Prime Minister Theresa May warned that the UK would be prepared to walk away from Brexit talks with EU leaders, insisting that “no deal is better than a bad deal”.
However, Labour accused the Conservatives of making the UK a “laughing stock” in Europe and insisted that “no deal is a bad deal”.
See also: General election: The view from farmers
Crashing out of the EU without any trade deal would see agriculture reverting to World Trade Organization rules, which could mean customs checks and tariffs for UK food exporters.
No Brexit deal could see UK dairy and meat producers hit with tariffs of between 40% and 65% on exports to the EU, which could threaten the viability of thousands of UK farm businesses.
Farm leaders stressed that securing a free trade deal between the UK and EU post Brexit is essential.
The NFU launched a report on Friday (2 June) highlighting the importance of UK government delivering a good trade deal for agriculture.
The report, A New Outlook on International Trade, set out three core principles for trade:

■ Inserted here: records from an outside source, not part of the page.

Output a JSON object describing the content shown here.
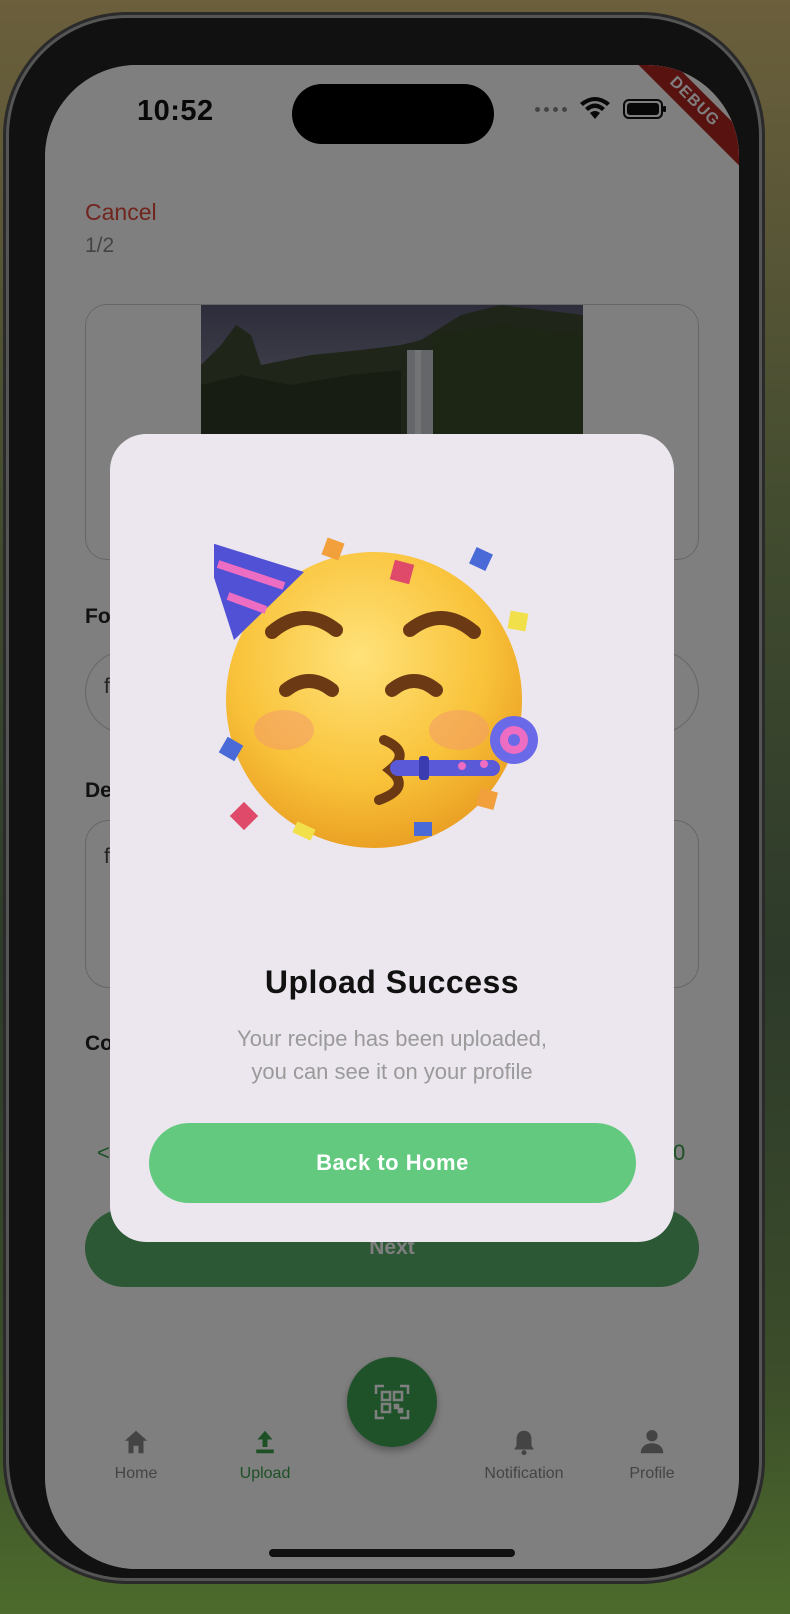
{
  "status_bar": {
    "time": "10:52",
    "debug_label": "DEBUG"
  },
  "page": {
    "cancel_label": "Cancel",
    "step_indicator": "1/2",
    "fields": [
      {
        "label": "Fo",
        "value": "f"
      },
      {
        "label": "De",
        "value": "f"
      },
      {
        "label": "Co"
      }
    ],
    "stepper_left": "<",
    "stepper_right": "0",
    "next_label": "Next"
  },
  "bottom_nav": {
    "items": [
      {
        "label": "Home",
        "icon": "home-icon"
      },
      {
        "label": "Upload",
        "icon": "upload-icon",
        "active": true
      },
      {
        "label": "Notification",
        "icon": "bell-icon"
      },
      {
        "label": "Profile",
        "icon": "person-icon"
      }
    ],
    "fab_icon": "qr-scan-icon"
  },
  "dialog": {
    "emoji": "partying-face",
    "title": "Upload Success",
    "message_line1": "Your recipe has been uploaded,",
    "message_line2": "you can see it on your profile",
    "button_label": "Back to Home"
  },
  "colors": {
    "accent_green": "#3fa552",
    "button_green": "#63c97e",
    "cancel_red": "#e04a3a",
    "dialog_bg": "#ece6ee"
  }
}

- Maintain continued access to the EU single market with minimal tariffs and non-tariff barriers
- Base negotiations on detailed economic assessments and consult with the industry before offers are exchanged
- Ensure UK farmers are not put at a competitive disadvantage to overseas producers subject to different standards
NFU president Meurig Raymond said: “Achieving the right trade deal will be pivotal to many farming businesses and the country’s ability to produce food.
“With over 70% of the UK’s food and drink exported to the EU, I am very clear that government should seek to establish an ambitious free trade agreement with the EU as a priority.”
The Country, Land and Business Association (CLA) sent a delegation of UK farmers and landowners to Brussels on Wednesday (31 May) to lobby MEPs, EU officials and trade bodies to strike a free trade deal for farming.
The delegation included Cambridgeshire farmer Tom Green, who is also CEO of Spearhead International, a European farming group supplying food processors, manufacturers and retailers.
He said: “It’s essential that after Brexit we maintain the benefits of a free and frictionless trade deal with the EU, our most important trade partner.
“The ability to move goods, machinery and people across borders is crucial. However, migrant farmworkers will clearly have to be restricted by a workplace visa scheme, which government must design now.”
Meanwhile, Defra secretary Andrea Leadsom has promised to scrap “unnecessary” red tape for farmers if the Conservatives are re-elected on 8 June.
“Our priorities are simple: to grow more, sell more and export more Great British food,” she added.